I crawl under the barbwire and fall fast sleep with my love



Gray is honest

it claims nothing
in exposing the lies
of black and white

even in the honeyed light of morning
when ambiguity can seem warm
it casts itself in the shadows

when caught by the moonlight
it will reach into you
sharp and steely
make your breath catch
as it slices away
the security of all
that you once thought
of as truth



There is something
in the emptiness
of the Kansas prairie
that can fill your soul,
if you allow it to
scrub clean
your intentions
with the brush
of a cottonwood tree.

Under a Kansas sky
you can let loose
your worries to run wild
watch them from a distance
as they unfold into a vapor
on the horizon of a hot
August afternoon.

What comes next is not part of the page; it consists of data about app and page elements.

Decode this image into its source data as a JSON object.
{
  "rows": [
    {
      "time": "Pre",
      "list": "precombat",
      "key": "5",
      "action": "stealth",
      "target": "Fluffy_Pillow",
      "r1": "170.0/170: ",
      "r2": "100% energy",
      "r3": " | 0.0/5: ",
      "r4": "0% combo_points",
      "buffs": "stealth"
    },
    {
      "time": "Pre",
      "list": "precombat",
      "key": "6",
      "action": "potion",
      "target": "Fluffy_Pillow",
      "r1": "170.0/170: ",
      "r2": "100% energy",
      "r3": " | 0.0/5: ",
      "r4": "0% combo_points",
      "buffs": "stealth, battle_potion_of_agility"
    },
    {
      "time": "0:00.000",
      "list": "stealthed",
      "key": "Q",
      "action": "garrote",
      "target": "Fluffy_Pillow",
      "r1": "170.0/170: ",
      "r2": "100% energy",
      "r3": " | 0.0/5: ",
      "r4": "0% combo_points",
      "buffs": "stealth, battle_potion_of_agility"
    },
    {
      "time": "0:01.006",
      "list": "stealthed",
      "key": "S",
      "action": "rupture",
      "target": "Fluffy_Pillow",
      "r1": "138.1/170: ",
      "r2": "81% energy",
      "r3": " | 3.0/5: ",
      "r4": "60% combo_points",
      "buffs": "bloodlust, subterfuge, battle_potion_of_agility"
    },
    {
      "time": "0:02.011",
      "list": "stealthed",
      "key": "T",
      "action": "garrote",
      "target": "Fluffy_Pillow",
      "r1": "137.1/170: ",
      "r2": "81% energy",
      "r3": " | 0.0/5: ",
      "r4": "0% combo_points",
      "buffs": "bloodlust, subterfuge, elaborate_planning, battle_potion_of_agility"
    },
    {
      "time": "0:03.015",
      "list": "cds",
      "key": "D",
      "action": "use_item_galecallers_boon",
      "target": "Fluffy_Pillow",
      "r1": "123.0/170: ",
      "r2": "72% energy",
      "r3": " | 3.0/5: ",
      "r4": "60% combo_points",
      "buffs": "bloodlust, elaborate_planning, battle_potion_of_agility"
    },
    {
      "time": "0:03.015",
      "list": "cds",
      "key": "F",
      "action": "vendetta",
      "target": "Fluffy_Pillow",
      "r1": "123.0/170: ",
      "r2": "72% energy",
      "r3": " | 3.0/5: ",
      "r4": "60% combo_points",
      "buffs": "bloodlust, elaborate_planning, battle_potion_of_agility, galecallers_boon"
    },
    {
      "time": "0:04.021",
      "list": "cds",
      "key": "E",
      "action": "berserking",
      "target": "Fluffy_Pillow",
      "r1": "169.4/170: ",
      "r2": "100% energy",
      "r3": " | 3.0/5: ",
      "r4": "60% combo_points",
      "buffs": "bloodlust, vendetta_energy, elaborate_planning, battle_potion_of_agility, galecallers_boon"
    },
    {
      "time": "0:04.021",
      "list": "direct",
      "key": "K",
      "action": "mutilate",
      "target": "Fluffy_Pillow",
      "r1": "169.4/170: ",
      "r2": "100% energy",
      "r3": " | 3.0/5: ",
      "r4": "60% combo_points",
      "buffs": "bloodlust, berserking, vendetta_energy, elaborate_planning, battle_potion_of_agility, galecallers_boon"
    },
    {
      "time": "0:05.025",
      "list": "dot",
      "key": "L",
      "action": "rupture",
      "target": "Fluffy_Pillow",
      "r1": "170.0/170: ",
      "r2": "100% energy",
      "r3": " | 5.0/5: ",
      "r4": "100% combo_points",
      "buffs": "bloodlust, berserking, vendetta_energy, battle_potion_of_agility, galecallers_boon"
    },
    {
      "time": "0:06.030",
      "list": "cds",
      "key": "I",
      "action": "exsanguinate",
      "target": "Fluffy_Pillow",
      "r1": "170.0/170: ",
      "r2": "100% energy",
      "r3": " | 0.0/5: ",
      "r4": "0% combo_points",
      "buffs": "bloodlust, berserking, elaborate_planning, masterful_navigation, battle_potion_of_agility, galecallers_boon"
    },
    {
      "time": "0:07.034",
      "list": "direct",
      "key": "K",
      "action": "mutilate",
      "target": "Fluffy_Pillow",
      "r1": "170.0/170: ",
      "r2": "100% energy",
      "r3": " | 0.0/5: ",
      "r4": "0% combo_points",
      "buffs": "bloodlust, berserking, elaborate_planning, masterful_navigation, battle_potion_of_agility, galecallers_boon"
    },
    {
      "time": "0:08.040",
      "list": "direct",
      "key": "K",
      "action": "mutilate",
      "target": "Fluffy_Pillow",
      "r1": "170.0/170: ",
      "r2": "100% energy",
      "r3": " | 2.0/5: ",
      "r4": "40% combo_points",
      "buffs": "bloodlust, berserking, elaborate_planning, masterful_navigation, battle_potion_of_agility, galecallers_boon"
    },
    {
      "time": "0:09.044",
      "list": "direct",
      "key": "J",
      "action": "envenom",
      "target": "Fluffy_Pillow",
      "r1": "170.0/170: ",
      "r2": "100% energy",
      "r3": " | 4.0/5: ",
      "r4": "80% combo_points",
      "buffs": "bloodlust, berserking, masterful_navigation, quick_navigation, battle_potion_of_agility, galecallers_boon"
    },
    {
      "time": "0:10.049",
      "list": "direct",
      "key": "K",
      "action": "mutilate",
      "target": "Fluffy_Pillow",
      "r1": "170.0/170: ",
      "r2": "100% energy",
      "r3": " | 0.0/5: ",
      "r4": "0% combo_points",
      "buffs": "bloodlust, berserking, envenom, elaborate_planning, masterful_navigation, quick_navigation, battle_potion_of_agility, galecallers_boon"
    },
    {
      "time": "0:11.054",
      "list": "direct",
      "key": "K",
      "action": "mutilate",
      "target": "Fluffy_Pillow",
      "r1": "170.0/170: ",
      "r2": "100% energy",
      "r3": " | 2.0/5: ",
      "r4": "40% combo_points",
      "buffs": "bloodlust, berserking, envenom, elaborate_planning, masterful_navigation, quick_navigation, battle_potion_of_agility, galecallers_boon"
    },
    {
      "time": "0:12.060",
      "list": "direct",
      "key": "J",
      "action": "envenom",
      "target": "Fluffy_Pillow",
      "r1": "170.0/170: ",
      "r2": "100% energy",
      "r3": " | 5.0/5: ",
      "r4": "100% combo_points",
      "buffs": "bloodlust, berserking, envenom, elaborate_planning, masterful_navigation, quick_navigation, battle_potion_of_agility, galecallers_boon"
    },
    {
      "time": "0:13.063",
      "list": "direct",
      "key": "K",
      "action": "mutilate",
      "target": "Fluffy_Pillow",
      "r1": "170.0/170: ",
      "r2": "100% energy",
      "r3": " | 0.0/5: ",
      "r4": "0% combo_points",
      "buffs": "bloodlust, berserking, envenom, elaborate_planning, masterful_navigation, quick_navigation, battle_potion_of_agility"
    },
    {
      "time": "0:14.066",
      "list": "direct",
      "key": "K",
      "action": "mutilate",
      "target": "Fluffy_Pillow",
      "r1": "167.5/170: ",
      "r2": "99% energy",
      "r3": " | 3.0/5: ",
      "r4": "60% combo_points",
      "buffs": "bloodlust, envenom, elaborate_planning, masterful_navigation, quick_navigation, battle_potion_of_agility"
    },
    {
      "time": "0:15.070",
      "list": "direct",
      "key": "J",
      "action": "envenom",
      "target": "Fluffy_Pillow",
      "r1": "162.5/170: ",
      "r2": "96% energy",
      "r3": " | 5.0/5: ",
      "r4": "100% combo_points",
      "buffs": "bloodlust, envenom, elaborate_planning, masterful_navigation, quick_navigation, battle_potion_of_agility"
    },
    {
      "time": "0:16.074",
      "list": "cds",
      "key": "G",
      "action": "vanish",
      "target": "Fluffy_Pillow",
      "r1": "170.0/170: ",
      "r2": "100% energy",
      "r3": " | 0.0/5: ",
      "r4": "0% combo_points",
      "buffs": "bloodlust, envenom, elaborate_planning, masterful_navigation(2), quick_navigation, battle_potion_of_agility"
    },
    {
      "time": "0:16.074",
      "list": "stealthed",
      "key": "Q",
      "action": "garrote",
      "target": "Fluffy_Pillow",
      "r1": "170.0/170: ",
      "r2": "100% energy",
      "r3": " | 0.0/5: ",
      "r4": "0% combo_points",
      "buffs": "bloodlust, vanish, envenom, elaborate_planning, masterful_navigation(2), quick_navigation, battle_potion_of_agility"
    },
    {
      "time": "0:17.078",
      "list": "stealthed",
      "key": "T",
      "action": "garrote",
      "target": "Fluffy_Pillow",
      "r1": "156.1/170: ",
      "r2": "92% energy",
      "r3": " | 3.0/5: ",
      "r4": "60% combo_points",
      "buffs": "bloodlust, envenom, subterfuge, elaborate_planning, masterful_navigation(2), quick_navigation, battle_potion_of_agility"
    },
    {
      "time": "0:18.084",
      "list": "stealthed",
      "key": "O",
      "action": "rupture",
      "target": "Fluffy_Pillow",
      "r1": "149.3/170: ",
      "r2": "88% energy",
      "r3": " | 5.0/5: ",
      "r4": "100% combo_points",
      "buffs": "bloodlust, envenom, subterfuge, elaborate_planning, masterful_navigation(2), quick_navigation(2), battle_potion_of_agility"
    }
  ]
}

Witness from the rise
of a flint hill
those things that
once seemed important
become nothing more than
air and wind
when you wrap them
around the spinning blades
of a windmill
or let them wash away
into the breeze tide
of a wheat field
as it flows into the sun.

This is a place
where a stone house
can employ the
secrets of the past
to keep its shape.

This is a place
that invites you to sit with
your demons and talk
about sunflowers
and lightning storms

This is a place
that will teach you
nothing is as
flat or simple
as it appears.

The Riding Lesson

The Riding Lesson

by Kimberly Beer

It begins the first time
her tiny fingers
wrap around the reins,
commanding power
far beyond her years
and weight twenty times
her measure.

The leather is worn,
dark and dirty brown,
but still fully alive,
its essence sweetened
with the sweat of
a hundred horses.

The bay gelding
with the deep set eyes
feels the small tug
on the bit in his mouth,
feels the subtle shift
of weight on his back.
He lifts his head,
readies himself,
searches for the feel
of the cotton lead rope
in the hands of the teacher
to give him direction,
but it is not there,
horse and rider have been
released, freed by
the wisdom of
the teacher
to be on their own.
A gift is exchanged
in that moment,
a communion,
a scared endowment
between three beings,
teacher, student, horse.

In the years to come,
she may leave the barn,
forget how to cinch
a saddle, omit buckets,
blankets and stall picks
from her life,
but she will never
lose this moment,
and in her darkest
hours — those days
when life whips her
to the breaking point,
she will return here,
to the smell of
horse sweat and sweet feed,
to the feel of the reins
in her hands and,
if she has learned well
her riding lesson,
she will be able to
rise above her challenges,
sit tall in the saddle,
and command her life.